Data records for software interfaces
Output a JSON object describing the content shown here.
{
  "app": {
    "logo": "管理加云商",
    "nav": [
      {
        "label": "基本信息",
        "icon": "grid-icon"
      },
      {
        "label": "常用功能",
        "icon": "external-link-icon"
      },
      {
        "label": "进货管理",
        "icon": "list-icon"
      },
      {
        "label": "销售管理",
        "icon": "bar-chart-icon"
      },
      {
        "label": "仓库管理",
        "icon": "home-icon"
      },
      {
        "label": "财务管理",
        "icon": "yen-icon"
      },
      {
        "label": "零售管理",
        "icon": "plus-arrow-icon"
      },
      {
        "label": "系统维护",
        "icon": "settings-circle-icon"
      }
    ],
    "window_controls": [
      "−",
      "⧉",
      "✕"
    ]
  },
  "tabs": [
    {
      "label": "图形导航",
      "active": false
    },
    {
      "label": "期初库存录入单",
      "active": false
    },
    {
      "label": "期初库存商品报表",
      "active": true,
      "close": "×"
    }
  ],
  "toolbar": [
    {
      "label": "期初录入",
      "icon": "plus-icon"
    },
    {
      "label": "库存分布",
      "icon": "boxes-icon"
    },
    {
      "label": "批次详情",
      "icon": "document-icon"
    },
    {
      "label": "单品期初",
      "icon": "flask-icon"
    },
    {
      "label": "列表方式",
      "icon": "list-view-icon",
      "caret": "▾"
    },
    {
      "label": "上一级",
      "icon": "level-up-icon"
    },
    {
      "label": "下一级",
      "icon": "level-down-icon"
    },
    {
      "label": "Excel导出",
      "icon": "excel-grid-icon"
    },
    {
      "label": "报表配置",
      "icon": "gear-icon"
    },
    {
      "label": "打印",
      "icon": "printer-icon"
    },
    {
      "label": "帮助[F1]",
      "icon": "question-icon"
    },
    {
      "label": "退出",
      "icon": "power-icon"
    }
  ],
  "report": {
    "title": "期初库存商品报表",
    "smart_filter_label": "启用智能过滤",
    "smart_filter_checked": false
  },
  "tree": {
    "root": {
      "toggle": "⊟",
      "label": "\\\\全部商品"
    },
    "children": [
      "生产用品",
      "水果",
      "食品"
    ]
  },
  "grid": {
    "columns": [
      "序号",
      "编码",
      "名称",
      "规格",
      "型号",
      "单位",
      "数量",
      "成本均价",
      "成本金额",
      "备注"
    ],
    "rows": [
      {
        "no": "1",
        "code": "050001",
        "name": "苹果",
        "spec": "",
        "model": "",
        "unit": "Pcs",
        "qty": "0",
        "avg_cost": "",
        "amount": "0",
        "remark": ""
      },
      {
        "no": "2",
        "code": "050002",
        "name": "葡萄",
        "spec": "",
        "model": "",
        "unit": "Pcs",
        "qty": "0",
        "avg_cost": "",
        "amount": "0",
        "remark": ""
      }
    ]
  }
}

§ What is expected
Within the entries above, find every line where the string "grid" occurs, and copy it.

§ Answer space
        "icon": "grid-icon"
      "icon": "excel-grid-icon"
  "grid": {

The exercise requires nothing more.